- D. F. Gleason, “Classification of prostatic carcinomas,” Cancer Chemotherapy Reports.

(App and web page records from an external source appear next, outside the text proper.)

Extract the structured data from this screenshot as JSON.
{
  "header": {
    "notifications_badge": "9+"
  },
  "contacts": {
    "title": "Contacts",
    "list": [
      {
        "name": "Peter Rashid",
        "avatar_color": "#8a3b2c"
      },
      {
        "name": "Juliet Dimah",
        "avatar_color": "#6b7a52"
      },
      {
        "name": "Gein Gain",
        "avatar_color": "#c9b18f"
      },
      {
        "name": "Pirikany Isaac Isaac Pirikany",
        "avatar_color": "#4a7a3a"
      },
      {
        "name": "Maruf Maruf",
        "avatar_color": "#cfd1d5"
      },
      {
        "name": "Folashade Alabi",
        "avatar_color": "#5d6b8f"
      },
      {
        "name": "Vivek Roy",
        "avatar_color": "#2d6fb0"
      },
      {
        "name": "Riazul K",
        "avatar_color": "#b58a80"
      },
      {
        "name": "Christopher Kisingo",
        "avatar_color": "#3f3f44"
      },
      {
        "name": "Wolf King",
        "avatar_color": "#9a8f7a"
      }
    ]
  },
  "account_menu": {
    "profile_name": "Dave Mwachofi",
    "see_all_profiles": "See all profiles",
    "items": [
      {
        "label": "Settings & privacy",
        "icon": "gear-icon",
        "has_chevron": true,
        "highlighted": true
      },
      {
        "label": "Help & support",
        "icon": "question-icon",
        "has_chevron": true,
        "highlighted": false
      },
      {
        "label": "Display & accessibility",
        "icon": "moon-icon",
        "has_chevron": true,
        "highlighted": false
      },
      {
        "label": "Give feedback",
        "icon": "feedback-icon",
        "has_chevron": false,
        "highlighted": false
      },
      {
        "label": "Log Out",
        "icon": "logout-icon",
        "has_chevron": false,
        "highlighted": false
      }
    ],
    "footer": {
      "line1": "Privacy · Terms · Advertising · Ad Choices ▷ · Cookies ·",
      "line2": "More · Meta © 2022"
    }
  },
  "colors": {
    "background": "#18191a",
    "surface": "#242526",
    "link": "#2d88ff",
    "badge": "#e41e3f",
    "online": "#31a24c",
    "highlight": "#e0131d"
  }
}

Part 1, vol. 50, no. 3, pp. 125–128, 1966.
- D. F. Gleason, G. T. Mellinger, L. J. Ardving, et al., “Prediction of prognosis for prostatic adenocarcinoma by combined histological grading and clinical staging,” Journal of Urology, vol. 111, no. 1, pp. 58–64, 1974.
- D. F. Gleason, “Histologic grading of prostate cancer: a perspective,” Human Pathology, vol. 23, no. 3, pp. 273–279, 1992.

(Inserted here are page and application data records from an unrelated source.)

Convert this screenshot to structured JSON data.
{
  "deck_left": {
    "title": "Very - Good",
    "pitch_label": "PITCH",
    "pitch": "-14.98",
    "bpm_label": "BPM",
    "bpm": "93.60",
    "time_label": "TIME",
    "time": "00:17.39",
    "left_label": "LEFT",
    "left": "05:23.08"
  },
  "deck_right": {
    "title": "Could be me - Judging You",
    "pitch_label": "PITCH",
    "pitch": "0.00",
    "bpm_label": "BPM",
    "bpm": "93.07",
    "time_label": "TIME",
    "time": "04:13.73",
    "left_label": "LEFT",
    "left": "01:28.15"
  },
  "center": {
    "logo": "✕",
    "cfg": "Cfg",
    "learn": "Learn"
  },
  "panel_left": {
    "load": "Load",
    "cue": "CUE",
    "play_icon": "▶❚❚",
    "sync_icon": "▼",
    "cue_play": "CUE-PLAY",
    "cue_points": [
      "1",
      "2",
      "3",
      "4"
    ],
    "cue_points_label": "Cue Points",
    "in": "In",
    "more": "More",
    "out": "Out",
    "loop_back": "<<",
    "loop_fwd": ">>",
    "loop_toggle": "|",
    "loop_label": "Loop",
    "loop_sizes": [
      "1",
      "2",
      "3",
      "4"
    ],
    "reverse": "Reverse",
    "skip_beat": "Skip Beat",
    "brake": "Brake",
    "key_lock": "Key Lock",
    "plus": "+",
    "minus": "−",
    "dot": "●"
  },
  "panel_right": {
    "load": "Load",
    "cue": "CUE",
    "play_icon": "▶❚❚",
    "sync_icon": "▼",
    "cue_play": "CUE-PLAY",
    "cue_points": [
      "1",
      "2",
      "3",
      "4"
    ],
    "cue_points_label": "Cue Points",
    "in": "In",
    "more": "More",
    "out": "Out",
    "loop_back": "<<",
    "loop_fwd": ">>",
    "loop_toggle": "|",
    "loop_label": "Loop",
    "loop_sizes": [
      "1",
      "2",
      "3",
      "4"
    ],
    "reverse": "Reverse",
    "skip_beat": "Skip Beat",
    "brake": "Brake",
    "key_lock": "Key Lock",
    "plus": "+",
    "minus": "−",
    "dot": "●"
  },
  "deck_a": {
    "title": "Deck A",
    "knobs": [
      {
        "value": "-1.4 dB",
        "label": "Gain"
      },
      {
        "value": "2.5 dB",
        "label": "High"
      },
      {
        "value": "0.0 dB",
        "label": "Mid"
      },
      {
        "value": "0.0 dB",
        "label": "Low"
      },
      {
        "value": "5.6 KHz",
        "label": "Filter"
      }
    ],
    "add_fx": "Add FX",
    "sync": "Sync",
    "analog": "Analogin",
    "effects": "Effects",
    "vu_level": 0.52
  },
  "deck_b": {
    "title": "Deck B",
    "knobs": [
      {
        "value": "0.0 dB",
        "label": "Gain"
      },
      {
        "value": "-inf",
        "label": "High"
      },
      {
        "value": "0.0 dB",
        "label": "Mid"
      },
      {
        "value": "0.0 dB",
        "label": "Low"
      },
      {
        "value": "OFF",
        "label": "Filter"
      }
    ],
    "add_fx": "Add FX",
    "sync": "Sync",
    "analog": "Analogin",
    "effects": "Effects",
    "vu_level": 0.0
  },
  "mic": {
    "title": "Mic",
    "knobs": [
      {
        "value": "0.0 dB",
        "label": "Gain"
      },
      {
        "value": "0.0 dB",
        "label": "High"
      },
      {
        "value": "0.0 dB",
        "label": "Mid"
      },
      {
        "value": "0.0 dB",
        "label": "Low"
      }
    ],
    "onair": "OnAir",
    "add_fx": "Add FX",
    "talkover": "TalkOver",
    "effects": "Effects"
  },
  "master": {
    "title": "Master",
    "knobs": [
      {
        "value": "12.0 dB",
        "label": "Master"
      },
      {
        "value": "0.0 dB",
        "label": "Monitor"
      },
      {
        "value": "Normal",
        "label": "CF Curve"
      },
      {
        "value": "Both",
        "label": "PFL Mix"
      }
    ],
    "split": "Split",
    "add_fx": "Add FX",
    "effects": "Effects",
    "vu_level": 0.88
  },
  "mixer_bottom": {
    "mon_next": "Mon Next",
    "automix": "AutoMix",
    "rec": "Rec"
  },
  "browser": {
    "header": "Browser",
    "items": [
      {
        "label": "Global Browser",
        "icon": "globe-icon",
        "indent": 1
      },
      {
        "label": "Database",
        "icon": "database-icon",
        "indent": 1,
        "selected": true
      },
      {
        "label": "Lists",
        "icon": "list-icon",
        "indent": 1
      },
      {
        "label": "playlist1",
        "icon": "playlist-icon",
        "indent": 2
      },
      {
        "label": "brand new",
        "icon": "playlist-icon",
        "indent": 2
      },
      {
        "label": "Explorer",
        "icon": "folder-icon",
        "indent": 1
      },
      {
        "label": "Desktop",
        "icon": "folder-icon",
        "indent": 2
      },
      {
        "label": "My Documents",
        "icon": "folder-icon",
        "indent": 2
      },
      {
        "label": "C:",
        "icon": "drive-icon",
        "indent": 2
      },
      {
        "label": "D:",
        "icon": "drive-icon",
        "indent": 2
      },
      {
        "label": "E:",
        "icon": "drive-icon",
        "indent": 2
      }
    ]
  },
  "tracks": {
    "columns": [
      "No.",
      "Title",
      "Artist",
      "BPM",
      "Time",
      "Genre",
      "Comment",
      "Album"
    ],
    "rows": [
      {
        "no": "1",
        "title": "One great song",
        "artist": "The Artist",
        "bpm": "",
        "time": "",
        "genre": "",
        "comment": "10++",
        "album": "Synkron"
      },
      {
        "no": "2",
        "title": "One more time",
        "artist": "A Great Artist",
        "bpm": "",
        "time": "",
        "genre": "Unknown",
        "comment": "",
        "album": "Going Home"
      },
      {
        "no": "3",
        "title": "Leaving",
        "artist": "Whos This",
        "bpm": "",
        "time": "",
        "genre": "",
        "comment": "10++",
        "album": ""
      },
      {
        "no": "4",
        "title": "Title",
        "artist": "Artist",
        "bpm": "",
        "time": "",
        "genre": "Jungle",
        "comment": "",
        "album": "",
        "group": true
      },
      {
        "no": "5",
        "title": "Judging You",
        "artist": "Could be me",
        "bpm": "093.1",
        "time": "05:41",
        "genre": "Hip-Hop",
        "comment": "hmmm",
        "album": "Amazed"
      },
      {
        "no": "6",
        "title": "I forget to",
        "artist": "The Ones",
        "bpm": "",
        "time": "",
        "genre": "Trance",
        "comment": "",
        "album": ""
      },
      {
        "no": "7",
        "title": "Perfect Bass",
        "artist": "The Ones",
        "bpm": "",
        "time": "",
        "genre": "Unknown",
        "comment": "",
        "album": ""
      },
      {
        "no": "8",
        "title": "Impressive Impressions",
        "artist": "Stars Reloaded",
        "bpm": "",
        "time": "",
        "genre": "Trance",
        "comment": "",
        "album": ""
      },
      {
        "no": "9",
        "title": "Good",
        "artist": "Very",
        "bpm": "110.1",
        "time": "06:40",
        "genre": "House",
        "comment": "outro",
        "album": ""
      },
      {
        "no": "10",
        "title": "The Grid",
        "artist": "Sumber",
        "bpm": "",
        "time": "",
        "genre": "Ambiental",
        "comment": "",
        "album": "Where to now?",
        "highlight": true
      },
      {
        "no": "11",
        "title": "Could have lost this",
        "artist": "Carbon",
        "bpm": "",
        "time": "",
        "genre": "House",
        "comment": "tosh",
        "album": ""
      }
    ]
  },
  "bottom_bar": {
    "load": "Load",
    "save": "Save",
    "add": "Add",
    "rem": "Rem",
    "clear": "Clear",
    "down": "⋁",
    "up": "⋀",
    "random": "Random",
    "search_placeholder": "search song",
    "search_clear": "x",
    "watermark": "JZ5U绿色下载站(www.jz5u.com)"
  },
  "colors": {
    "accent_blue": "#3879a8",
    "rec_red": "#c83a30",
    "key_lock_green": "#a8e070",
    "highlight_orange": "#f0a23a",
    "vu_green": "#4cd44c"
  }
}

- D. M. Berney, “Low Gleason score prostatic adenocarcinomas are no longer viable entities,” Histopathology, vol. 50, no. 6, pp. 683–690, 2007.
- J. I. Epstein, “Gleason score 2-4 adenocarcinoma of the prostate on needle biopsy: a diagnosis that should not be made,” American Journal of Surgical Pathology, vol. 24, no. 4, pp. 477–478, 2000.
- J. R. Srigley, M. B. Amin, D. G. Bostwick, D. J. Grignon, M. E. H. Hammond, and J. Schramm, “Updated protocol for the examination of specimens from patients with carcinomas of the prostate gland: a basis for checklists,” Archives of Pathology and Laboratory Medicine, vol. 124, no. 7, pp. 1034–1039, 2000.
- J. I. Epstein, W. C. Allsbrook Jr., M. B. Amin et al., “The 2005 International Society of Urological Pathology (ISUP) consensus conference on Gleason grading of prostatic carcinoma,” American Journal of Surgical Pathology, vol. 29, no. 9, pp. 1228–1242, 2005.
- L. Egevad, W. C. Allsbrook, and J. I. Epstein, “Current practice of Gleason grading among genitourinary pathologists,” Human Pathology, vol. 36, no. 1, pp. 5–9, 2005.
- J. D. Kronz, A. A. Shaikh, and J. I. Epstein, “Atypical cribriform lesions on prostate biopsy,” American Journal of Surgical Pathology, vol. 25, no. 2, pp. 147–155, 2001.
- M. Latour, M. B. Amin, A. Billis et al., “Grading of invasive cribriform carcinoma on prostate needle biopsy: an interobserver study among experts in genitourinary pathology,” American Journal of Surgical Pathology, vol. 32, no. 10, pp. 1532–1539, 2008.
- K. A. Iczkowski, K. C. Torkko, G. R. Kotnis, et al., “Digital quantification of five high-grade prostate cancer patterns, including the cribriform pattern, and their association with adverse outcome,” American Journal of Clinical Pathology, vol. 136, no. 1, pp. 98–107, 2011.
- A. Pacelli, A. Lopez-Beltran, A. J. M. Egan, and D. G. Bostwick, “Prostatic adenocarcinoma with glomeruloid features,” Human Pathology, vol. 29, no. 5, pp. 543–546, 1998.
- D. J. Grignon, “Unusual subtypes of prostate cancer,” Modern Pathology, vol. 17, no. 3, pp. 316–327, 2004.
- D. A. Brinker, S. R. Potter, and J. I. Epstein, “Ductal adenocarcinoma of the prostate diagnosed on needle biopsy: correlation with clinical and radical prostatectomy findings and progression,” American Journal of Surgical Pathology, vol. 23, no. 12, pp. 1471–1479, 1999.
- F. Tavora and J. I. Epstein, “High-grade prostatic intraepithelial neoplasialike ductal adenocarcinoma of the prostate: a clinicopathologic study of 28 cases,” American Journal of Surgical Pathology, vol. 32, no. 7, pp. 1060–1067, 2008.
- M. J. Donovan, F. M. Khan, G. Fernandez et al., “Personalized prediction of tumor response and cancer progression on prostate needle biopsy,” Journal of Urology, vol. 182, no. 1, pp. 125–132, 2009.